Is 4K really a necessary resolution for a smartphone? Does this resolution even make a difference when placed side-to-side with previous high-end models?
The problem we face right now is that we do not have a clear line drawn on what “enough” data about an individual is. Where do we draw the limit on data collection?
The recent news is that Google will now be held by its new parent company – Alphabet. What is this all about? And what is Google Alphabet? Let’s find out.
Is internet slang going to mark the death of an objective standard for language?
Some are saying that a divorce must happen for Bitcoin to thrive, and its name will be Bitcoin XT. What effect will this have? Read on to find out.
Not all hackers are bad; some have a net positive effect on the Internet’s ecosystem as a whole. What motivates them? Can they be a force for good?
Swatting is a dangerous cyber crime that puts people in danger by reporting false crimes and deploying SWAT to their home. Many want justice for this. Should the police get involved?
Want to learn more about VoIP and VoLTE and see what makes them better and how they compare to older cellular networks? Read on to find out.
The amount of people with a tablet is about one-tenth of the world population; it’s slowly becoming a business-worthy item. Here’s why this device won’t die.
You probably have heard the term “cyber warfare” and wondered what it really means? This article explains what cyber warfare is and how it is used.
Graphene may have plenty of plaudits about its massively fluid electrical conductivity, but it is impossible to build CPU out of it. Here’s why!
The Google Brain team is working on artificial neural networks. Let’s see how it could affect the way that technology interacts with us in the near future.
Online reviews are great because they give you a supposedly accurate depiction of the product that you are going to buy. But can they really be trusted? Let’s find out.
Streaming sites have been seeing increased usage by people who wish to pay for unlimited media streaming.
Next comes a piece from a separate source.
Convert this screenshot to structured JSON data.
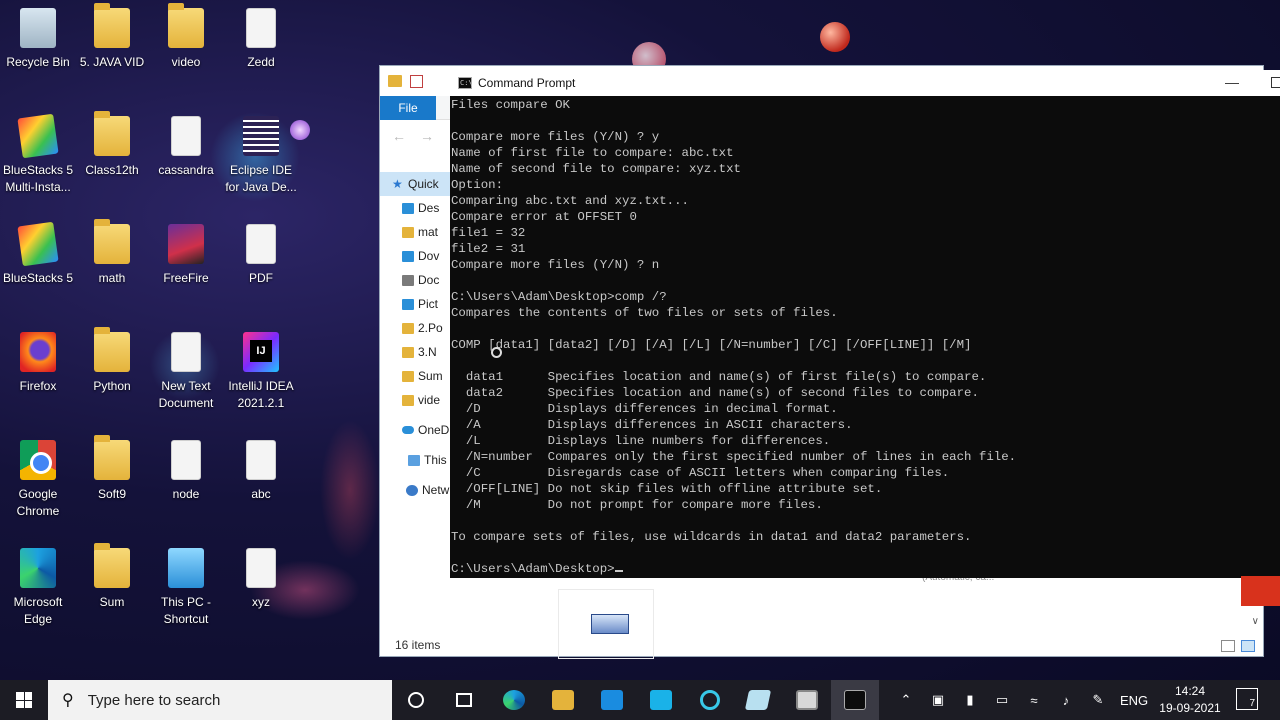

Are these services going to make piracy obsolete?
The severity of a DDoS attack could vary from a mild inconvenience to a total takedown of a server. But how large can it really get? Let’s find out here.